Youth ministers, parishioners, chaplains, diocesan and school staff and members of various community groups and Catholic movements will be brought together next week by their shared passion for youth and young adult ministry.
Over 70 participants from around New Zealand will gather in Palmerston North from 13-16 November for the ‘Head, Heart, Hands’ National Catholic Conference for Youth and Young Adult Ministers, organised by the New Zealand Catholic Bishops Conference Office for Young People.
Included in the programme are an address from Bishop Peter Cullinane of Palmerston North, three keynote speeches, an interactive workshop which will break open the founding documents of Catholic youth and young adult ministry in New Zealand, and eight other workshops from which participants can choose four.
The keynote speakers are Samuel Clear from Harvest Inroads Australia, who is well-known for his engaging and inspirational presentations on putting Christ’s love into action in a broken world; Chris Duthie-Jung who has extensive experience in ministry with young Catholics and is currently completing his PhD on the Catholic identity of Gen Y New Zealanders, and Kitty McKinley, who has been actively involved in youth ministry and development for over 40 years and is the founder of professional youth and social work agency Challenge 2000.
Workshop themes include planning prayer and liturgy; engaging with Maori and Polynesian communities; encouraging youth involvement in parish life; supporting families in their spiritual journeys, and using new media and technology.
The conference will open on Sunday with a Mass celebrated by coadjutor bishop of Palmerston North, Bishop Charles Drennan, which will be followed by a gathering with the parish community. Each day will begin and conclude with prayer, and daily Mass will be offered at lunchtime. Br Kieren Fenn FMS will offer two evening Exegesis and Prayer sessions. The conference will conclude on Wednesday with a Commissioning Mass celebrated by Bishop Cullinane.
National Project Coordinator of the Office for Young People, Sr Helen O’Sullivan RNDM, says the conference will benefit from having a wide range of participants.
“There will be a truly national feel to the conference with registrations having come in from as far North as Auckland and as far South as Dunedin,” she says. “The participants are involved in diverse ministries both in the Catholic Church and the wider community and will bring with them a range of perspectives, experiences and energies to share with others who are passionate about youth and young adults.
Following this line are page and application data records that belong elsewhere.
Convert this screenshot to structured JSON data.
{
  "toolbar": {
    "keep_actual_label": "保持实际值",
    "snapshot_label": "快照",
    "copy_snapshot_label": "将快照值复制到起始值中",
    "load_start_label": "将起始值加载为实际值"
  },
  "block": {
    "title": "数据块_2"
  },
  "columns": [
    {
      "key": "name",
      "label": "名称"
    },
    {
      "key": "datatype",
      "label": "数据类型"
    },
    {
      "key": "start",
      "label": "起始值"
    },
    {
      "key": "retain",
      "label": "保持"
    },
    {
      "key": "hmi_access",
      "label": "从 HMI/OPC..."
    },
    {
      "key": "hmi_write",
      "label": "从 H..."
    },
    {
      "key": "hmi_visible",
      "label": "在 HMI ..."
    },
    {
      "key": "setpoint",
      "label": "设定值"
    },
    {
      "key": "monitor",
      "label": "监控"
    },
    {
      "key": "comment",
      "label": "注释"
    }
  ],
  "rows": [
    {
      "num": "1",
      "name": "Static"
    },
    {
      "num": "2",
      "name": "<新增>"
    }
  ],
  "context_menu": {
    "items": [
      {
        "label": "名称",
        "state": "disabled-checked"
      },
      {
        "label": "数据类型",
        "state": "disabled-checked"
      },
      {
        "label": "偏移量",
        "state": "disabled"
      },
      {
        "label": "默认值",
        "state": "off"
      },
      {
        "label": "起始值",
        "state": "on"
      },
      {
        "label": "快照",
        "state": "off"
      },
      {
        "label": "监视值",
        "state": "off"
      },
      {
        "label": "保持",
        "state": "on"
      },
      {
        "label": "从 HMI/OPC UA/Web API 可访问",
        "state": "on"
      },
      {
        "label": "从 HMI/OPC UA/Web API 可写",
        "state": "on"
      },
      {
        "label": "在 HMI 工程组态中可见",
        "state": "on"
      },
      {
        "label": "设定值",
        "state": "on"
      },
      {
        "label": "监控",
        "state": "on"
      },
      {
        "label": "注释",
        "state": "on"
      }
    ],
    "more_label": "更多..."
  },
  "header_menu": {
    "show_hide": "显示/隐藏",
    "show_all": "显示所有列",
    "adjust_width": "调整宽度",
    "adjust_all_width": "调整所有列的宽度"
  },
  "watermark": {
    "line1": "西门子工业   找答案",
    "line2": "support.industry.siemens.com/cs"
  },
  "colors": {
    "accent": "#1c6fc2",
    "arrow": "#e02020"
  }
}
“My desire is that the conference will give hope to those who have been involved in youth and young adult work for a long time and provide inspiration for those who are newer to this important ministry in the Church”.